(Dataset rows for apps and sites)
*-*-*
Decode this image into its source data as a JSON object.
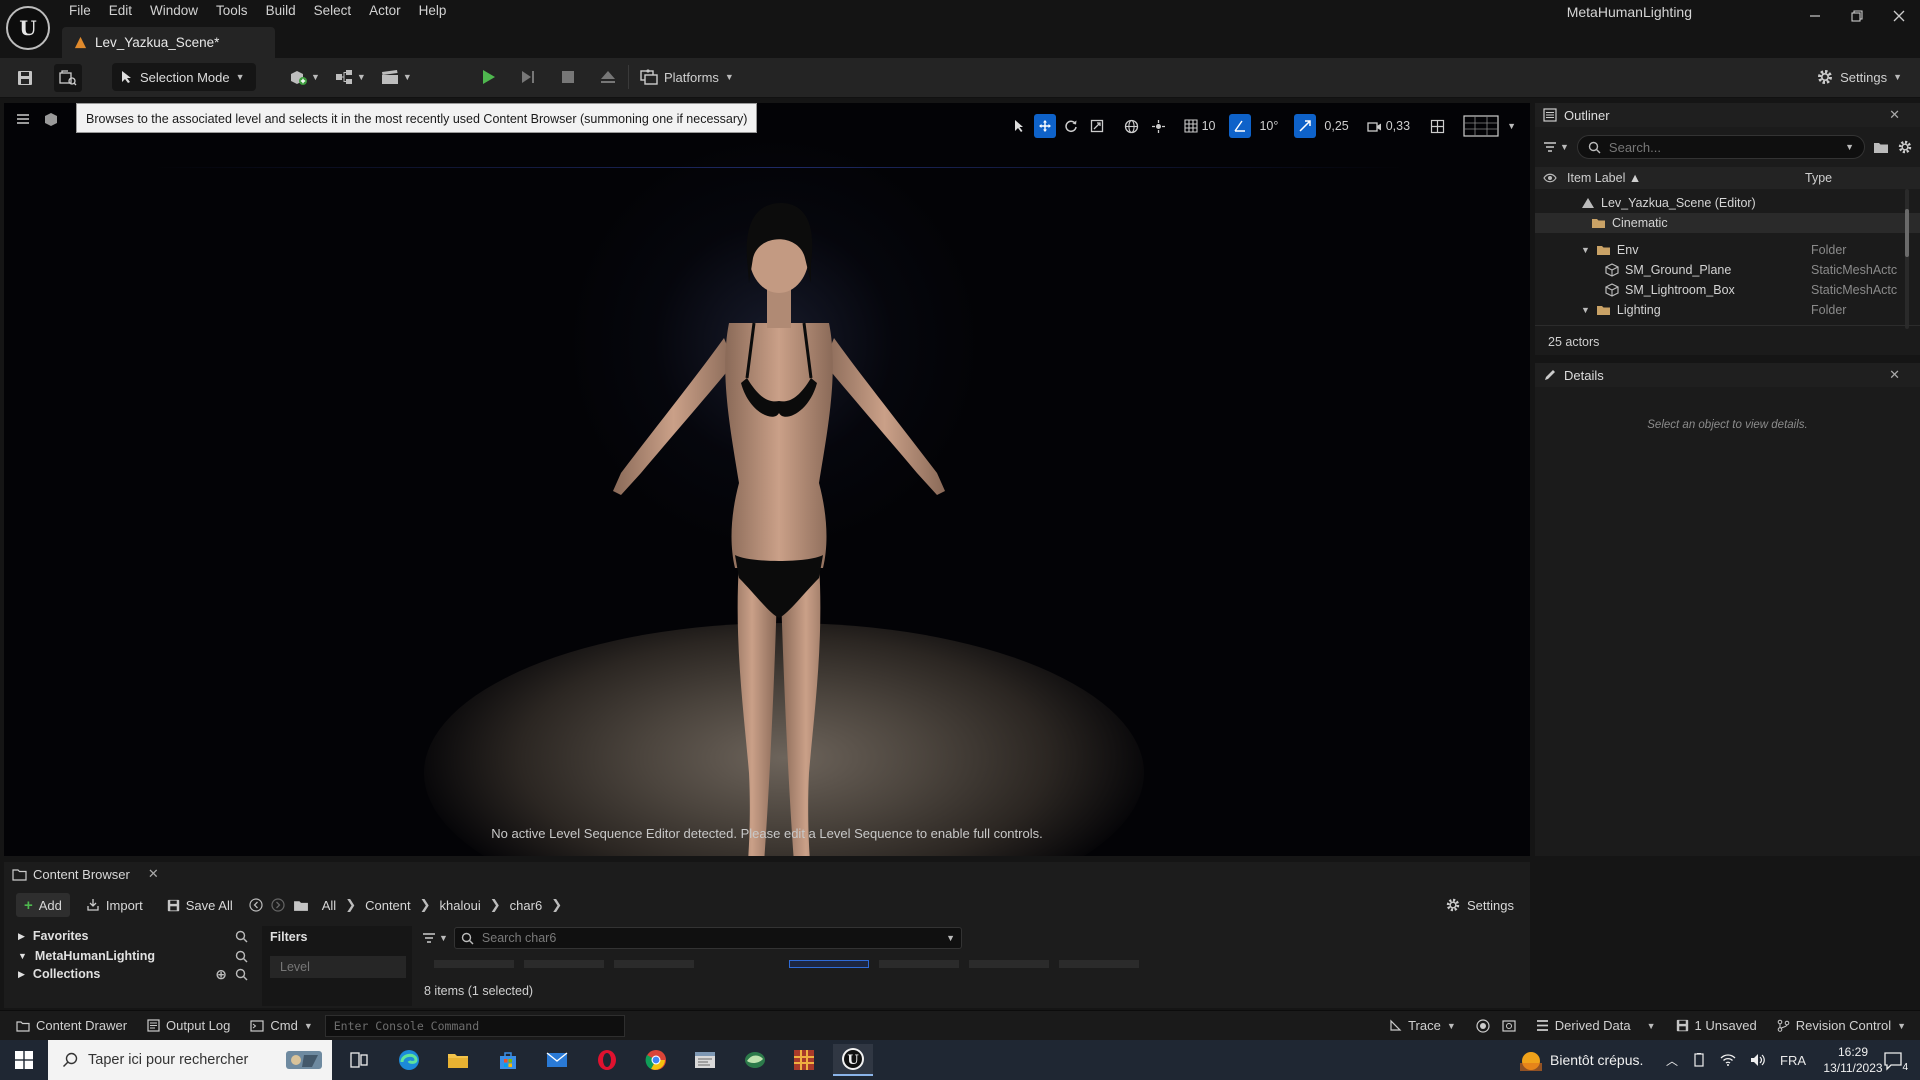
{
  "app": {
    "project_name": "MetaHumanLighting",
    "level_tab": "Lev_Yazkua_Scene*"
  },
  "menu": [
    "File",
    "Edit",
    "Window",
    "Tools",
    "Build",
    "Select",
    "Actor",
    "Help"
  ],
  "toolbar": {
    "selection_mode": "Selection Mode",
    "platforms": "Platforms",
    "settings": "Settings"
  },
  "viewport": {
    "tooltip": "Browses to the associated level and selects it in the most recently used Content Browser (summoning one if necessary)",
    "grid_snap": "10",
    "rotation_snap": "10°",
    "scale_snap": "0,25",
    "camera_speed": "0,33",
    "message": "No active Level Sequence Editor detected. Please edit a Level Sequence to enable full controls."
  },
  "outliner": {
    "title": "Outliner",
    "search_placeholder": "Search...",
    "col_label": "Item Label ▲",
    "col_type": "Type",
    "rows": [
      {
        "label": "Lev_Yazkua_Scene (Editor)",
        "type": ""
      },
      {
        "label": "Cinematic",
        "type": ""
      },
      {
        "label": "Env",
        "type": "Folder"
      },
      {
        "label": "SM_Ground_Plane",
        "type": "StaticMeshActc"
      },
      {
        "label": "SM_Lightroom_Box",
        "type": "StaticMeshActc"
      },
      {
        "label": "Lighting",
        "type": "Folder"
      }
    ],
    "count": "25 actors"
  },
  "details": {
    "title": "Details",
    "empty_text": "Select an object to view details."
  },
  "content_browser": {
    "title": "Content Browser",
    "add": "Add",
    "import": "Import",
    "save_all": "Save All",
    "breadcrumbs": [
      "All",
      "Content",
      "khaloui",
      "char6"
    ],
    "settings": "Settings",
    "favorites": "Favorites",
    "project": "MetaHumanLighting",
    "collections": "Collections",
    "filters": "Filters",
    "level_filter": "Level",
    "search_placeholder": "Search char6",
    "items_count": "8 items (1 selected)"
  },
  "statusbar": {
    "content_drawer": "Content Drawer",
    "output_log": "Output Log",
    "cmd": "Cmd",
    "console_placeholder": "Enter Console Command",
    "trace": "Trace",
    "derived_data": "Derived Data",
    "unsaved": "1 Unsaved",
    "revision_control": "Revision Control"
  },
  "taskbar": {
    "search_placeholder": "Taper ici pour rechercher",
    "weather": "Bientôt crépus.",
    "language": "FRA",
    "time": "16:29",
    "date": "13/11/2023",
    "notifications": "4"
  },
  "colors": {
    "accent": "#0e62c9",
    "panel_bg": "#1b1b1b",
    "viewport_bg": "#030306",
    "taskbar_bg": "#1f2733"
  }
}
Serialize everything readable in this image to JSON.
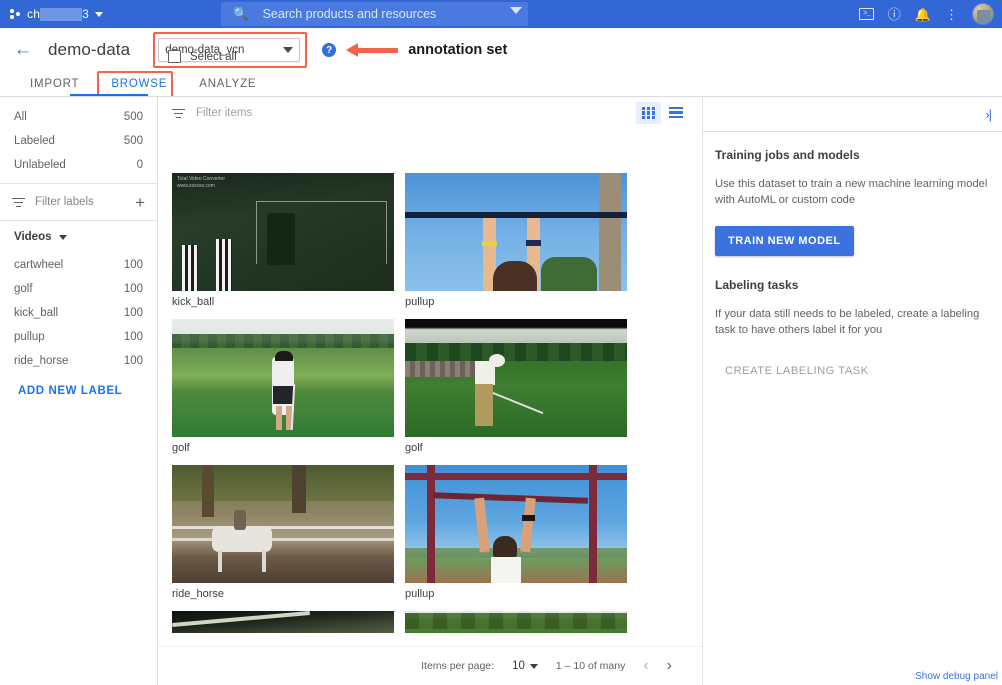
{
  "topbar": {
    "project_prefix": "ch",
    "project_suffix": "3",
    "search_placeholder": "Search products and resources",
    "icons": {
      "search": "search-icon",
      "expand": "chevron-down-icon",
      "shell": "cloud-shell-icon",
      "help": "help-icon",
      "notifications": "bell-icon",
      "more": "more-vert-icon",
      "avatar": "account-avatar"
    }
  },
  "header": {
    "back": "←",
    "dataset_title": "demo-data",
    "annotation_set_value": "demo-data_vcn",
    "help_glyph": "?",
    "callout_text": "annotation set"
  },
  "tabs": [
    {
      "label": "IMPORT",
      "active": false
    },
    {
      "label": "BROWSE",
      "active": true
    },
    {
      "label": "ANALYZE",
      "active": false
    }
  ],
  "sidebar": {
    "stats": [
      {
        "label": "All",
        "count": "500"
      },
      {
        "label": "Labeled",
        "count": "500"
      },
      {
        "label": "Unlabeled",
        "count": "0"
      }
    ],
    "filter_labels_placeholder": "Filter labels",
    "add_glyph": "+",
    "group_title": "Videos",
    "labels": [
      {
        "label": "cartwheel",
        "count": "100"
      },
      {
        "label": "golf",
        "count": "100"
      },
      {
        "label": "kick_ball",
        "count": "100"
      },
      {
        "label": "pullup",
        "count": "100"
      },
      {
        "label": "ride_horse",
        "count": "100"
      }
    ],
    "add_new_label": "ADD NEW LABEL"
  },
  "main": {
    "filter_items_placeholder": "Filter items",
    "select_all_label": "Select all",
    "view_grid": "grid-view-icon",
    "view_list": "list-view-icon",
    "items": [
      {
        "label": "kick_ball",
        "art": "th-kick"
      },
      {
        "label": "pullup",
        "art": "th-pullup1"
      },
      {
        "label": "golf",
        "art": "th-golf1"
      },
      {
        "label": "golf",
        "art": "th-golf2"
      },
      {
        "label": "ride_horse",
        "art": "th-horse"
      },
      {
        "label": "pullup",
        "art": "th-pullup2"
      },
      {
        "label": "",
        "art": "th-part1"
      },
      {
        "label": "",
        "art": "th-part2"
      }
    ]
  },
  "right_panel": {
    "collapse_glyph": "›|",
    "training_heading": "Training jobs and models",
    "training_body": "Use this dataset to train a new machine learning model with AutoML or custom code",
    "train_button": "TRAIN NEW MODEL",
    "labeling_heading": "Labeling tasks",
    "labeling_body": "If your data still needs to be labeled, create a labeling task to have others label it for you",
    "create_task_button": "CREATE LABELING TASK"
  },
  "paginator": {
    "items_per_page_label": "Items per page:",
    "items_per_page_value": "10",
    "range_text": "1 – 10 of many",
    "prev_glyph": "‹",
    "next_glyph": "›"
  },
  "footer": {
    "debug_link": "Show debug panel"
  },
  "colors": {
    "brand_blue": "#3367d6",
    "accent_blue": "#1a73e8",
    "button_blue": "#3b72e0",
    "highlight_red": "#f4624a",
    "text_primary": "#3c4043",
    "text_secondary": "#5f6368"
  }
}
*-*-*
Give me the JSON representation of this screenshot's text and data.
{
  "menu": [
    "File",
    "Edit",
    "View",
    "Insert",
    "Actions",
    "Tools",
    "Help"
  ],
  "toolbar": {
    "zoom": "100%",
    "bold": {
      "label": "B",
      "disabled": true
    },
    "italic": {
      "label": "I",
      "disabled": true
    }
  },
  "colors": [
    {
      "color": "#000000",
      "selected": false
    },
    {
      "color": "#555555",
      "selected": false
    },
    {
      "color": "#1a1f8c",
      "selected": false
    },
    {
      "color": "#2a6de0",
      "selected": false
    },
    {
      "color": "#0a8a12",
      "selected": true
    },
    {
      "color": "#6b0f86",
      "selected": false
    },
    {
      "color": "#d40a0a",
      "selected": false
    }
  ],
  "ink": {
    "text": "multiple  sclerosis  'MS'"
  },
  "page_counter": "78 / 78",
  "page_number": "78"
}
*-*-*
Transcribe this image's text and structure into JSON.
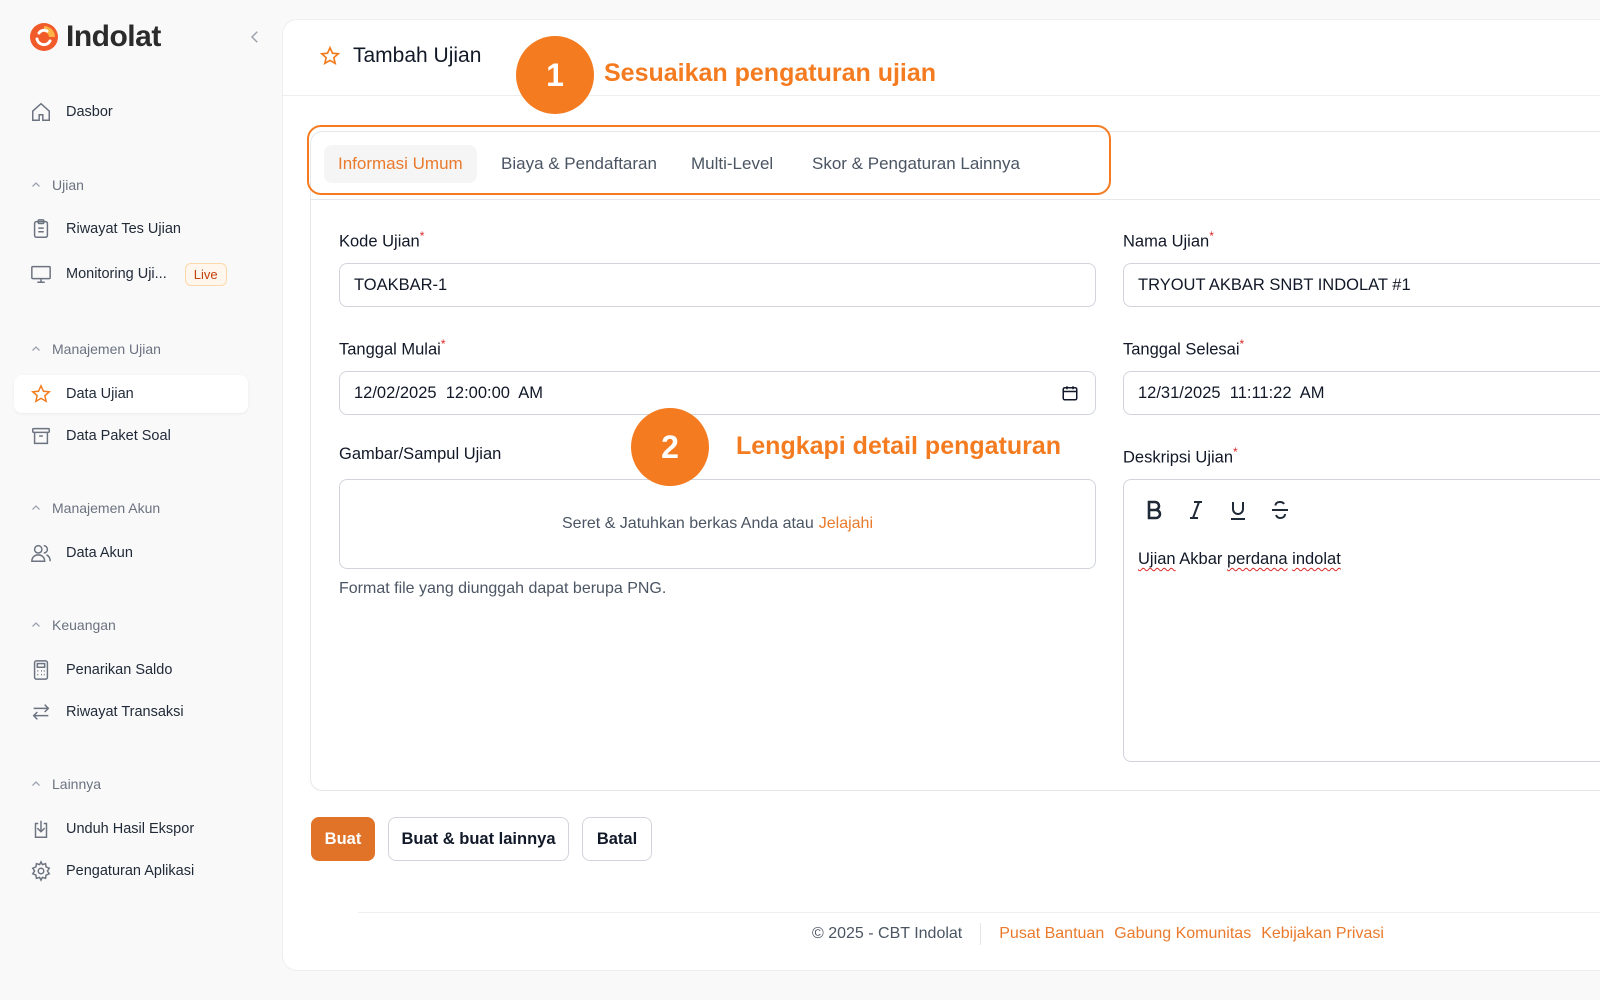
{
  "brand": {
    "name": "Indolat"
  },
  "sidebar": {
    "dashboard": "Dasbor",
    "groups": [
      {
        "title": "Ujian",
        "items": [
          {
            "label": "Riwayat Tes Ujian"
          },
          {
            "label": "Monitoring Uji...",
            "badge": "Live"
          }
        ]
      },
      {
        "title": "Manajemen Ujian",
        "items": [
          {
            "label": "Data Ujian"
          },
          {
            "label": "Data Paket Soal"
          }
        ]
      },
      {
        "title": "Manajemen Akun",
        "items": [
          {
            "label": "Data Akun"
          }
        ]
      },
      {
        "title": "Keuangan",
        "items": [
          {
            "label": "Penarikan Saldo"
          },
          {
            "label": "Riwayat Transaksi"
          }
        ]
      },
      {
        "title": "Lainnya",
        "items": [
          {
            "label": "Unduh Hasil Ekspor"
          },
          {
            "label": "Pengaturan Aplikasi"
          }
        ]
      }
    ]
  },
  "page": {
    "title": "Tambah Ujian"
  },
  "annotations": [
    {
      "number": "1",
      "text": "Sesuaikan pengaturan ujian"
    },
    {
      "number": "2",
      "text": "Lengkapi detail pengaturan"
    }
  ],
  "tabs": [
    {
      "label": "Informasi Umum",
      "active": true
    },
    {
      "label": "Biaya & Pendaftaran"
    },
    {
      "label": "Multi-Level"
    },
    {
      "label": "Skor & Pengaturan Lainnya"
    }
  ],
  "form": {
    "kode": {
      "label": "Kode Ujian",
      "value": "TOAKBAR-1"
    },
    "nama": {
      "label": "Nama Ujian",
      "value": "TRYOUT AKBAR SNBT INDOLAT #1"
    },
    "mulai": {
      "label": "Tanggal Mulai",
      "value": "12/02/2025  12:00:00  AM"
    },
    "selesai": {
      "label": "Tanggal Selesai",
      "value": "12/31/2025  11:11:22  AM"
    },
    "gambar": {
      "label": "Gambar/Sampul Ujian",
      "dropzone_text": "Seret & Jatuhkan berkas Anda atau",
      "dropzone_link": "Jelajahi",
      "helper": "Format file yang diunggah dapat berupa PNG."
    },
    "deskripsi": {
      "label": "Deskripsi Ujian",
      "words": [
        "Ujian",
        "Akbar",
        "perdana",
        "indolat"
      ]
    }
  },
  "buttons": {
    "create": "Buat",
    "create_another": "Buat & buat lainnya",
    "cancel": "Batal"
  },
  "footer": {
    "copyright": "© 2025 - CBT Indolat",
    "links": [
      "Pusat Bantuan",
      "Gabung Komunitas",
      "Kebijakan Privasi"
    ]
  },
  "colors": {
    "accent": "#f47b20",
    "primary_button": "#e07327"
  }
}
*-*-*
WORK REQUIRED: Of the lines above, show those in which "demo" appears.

FINAL ANSWER:
    "dataset_title": "demo-data",
    "annotation_set_value": "demo-data_vcn",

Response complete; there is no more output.